The most significant event that fundamentally altered the position of the Trucial Sheikhdoms in British strategy was the signing of the oil concessions in the 1930s. The prospects of discovering oil and the establishment of an air route on the Trucial Coast introduced a new dimension into British thinking about the Gulf. In the face of serious competition from other foreign powers, Britain obtained undertakings from the Trucial Chiefs to transfer their control over the granting of oil concessions in their territories to the British government, and to refrain from granting banking concessions to foreigners. A consequence of signing these oil concession agreements was the necessity to determine previously undefined boundaries, which led to the outbreak of inter-emirates disputes that became particularly crucial after World War Two. As a result, in the 1950s, the British became involved in delineating and marking off the boundaries to meet the security requirements of the oil companies that were exploring in the interior of the Trucial States.
As the production and the export of oil started in the early sixties, the importance of the Trucial States in British strategy underwent a dramatic transformation. Although the British left India in 1947, the Trucial States remained vital to British imperial interests in their own right. This in turn led to a fundamental change of the traditional British policy of non-interference to one of active involvement in local affairs. In 1951, the British established the Trucial Oman Levies (later to be called the Trucial Oman Scouts), as a peacekeeping force that also helped with the oil exploration in the interior. The latter played an important role in 1955 in the dispute between Abu Dhabi and Saudi Arabia during the Buraimi Crisis. In 1952, the Trucial States Council, a consultative and advisory body of the Rulers of the seven emirates, was formed under the chairmanship of the Political Agent to promote the idea of a union among them. In 1965, it was taken over by the Rulers themselves giving rise to the Trucial States Development Council and the Political Agent stepped down from the chairmanship in the following year. The Council extended its activities to internal welfare and accelerated the area’s development. In the course of its numerous meetings, the sheikhs were able to create a common cause that paved the way for the subsequent emergence of the United Arab Emirates in 1971.
The production of oil in Abu Dhabi in 1962, and later in Dubai and Sharjah, placed the area in a prominent position in world economic and political affairs. Rapid development and modernization generated by oil wealth was accompanied by yet another significant internal development. This was the desire for unification among the emirates that further intensified after the British government announced, in early 1968, its intention to withdraw from the Gulf by the end of 1971.  On November 30, 1971, the British left the Trucial States bringing  to an end the era of British supremacy in the area.
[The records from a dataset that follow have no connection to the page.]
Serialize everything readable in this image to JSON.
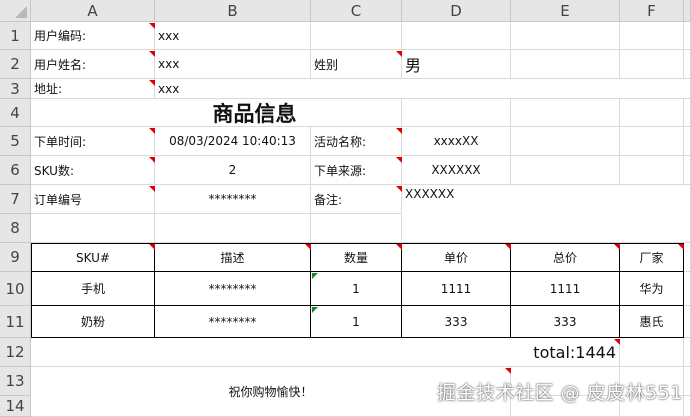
{
  "columns": [
    "A",
    "B",
    "C",
    "D",
    "E",
    "F"
  ],
  "rows": [
    "1",
    "2",
    "3",
    "4",
    "5",
    "6",
    "7",
    "8",
    "9",
    "10",
    "11",
    "12",
    "13",
    "14"
  ],
  "info": {
    "user_code_label": "用户编码:",
    "user_code": "xxx",
    "user_name_label": "用户姓名:",
    "user_name": "xxx",
    "gender_label": "姓别",
    "gender": "男",
    "address_label": "地址:",
    "address": "xxx",
    "section_title": "商品信息",
    "order_time_label": "下单时间:",
    "order_time": "08/03/2024 10:40:13",
    "activity_label": "活动名称:",
    "activity": "xxxxXX",
    "sku_count_label": "SKU数:",
    "sku_count": "2",
    "source_label": "下单来源:",
    "source": "XXXXXX",
    "order_no_label": "订单编号",
    "order_no": "********",
    "remark_label": "备注:",
    "remark": "XXXXXX"
  },
  "table": {
    "headers": [
      "SKU#",
      "描述",
      "数量",
      "单价",
      "总价",
      "厂家"
    ],
    "rows": [
      [
        "手机",
        "********",
        "1",
        "1111",
        "1111",
        "华为"
      ],
      [
        "奶粉",
        "********",
        "1",
        "333",
        "333",
        "惠氏"
      ]
    ]
  },
  "total": "total:1444",
  "greeting": "祝你购物愉快！",
  "watermark": "掘金技术社区 @ 皮皮林551",
  "colors": {
    "comment_marker": "#e00000",
    "error_marker": "#1a8a1a"
  }
}
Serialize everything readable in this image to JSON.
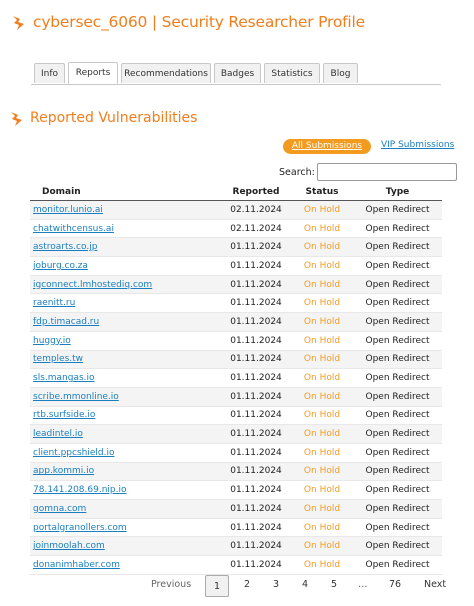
{
  "header": {
    "title": "cybersec_6060 | Security Researcher Profile"
  },
  "tabs": [
    {
      "label": "Info"
    },
    {
      "label": "Reports",
      "active": true
    },
    {
      "label": "Recommendations"
    },
    {
      "label": "Badges"
    },
    {
      "label": "Statistics"
    },
    {
      "label": "Blog"
    }
  ],
  "section": {
    "title": "Reported Vulnerabilities"
  },
  "filters": {
    "all_label": "All Submissions",
    "vip_label": "VIP Submissions"
  },
  "search": {
    "label": "Search:",
    "value": ""
  },
  "table": {
    "headers": {
      "domain": "Domain",
      "reported": "Reported",
      "status": "Status",
      "type": "Type"
    },
    "rows": [
      {
        "domain": "monitor.lunio.ai",
        "reported": "02.11.2024",
        "status": "On Hold",
        "type": "Open Redirect"
      },
      {
        "domain": "chatwithcensus.ai",
        "reported": "02.11.2024",
        "status": "On Hold",
        "type": "Open Redirect"
      },
      {
        "domain": "astroarts.co.jp",
        "reported": "01.11.2024",
        "status": "On Hold",
        "type": "Open Redirect"
      },
      {
        "domain": "joburg.co.za",
        "reported": "01.11.2024",
        "status": "On Hold",
        "type": "Open Redirect"
      },
      {
        "domain": "igconnect.lmhostediq.com",
        "reported": "01.11.2024",
        "status": "On Hold",
        "type": "Open Redirect"
      },
      {
        "domain": "raenitt.ru",
        "reported": "01.11.2024",
        "status": "On Hold",
        "type": "Open Redirect"
      },
      {
        "domain": "fdp.timacad.ru",
        "reported": "01.11.2024",
        "status": "On Hold",
        "type": "Open Redirect"
      },
      {
        "domain": "huggy.io",
        "reported": "01.11.2024",
        "status": "On Hold",
        "type": "Open Redirect"
      },
      {
        "domain": "temples.tw",
        "reported": "01.11.2024",
        "status": "On Hold",
        "type": "Open Redirect"
      },
      {
        "domain": "sls.mangas.io",
        "reported": "01.11.2024",
        "status": "On Hold",
        "type": "Open Redirect"
      },
      {
        "domain": "scribe.mmonline.io",
        "reported": "01.11.2024",
        "status": "On Hold",
        "type": "Open Redirect"
      },
      {
        "domain": "rtb.surfside.io",
        "reported": "01.11.2024",
        "status": "On Hold",
        "type": "Open Redirect"
      },
      {
        "domain": "leadintel.io",
        "reported": "01.11.2024",
        "status": "On Hold",
        "type": "Open Redirect"
      },
      {
        "domain": "client.ppcshield.io",
        "reported": "01.11.2024",
        "status": "On Hold",
        "type": "Open Redirect"
      },
      {
        "domain": "app.kommi.io",
        "reported": "01.11.2024",
        "status": "On Hold",
        "type": "Open Redirect"
      },
      {
        "domain": "78.141.208.69.nip.io",
        "reported": "01.11.2024",
        "status": "On Hold",
        "type": "Open Redirect"
      },
      {
        "domain": "gomna.com",
        "reported": "01.11.2024",
        "status": "On Hold",
        "type": "Open Redirect"
      },
      {
        "domain": "portalgranollers.com",
        "reported": "01.11.2024",
        "status": "On Hold",
        "type": "Open Redirect"
      },
      {
        "domain": "joinmoolah.com",
        "reported": "01.11.2024",
        "status": "On Hold",
        "type": "Open Redirect"
      },
      {
        "domain": "donanimhaber.com",
        "reported": "01.11.2024",
        "status": "On Hold",
        "type": "Open Redirect"
      }
    ]
  },
  "pagination": {
    "previous": "Previous",
    "pages": [
      "1",
      "2",
      "3",
      "4",
      "5",
      "…",
      "76"
    ],
    "current": "1",
    "next": "Next"
  },
  "colors": {
    "accent": "#f07e1c",
    "pill": "#f39b1e",
    "link": "#1a7fc0",
    "status": "#f39b1e"
  }
}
It is noteworthy that “the Trucial States were the first Arab territory in which Britain established her authority in 1820 and the last area in which she relinquished it in 1971”.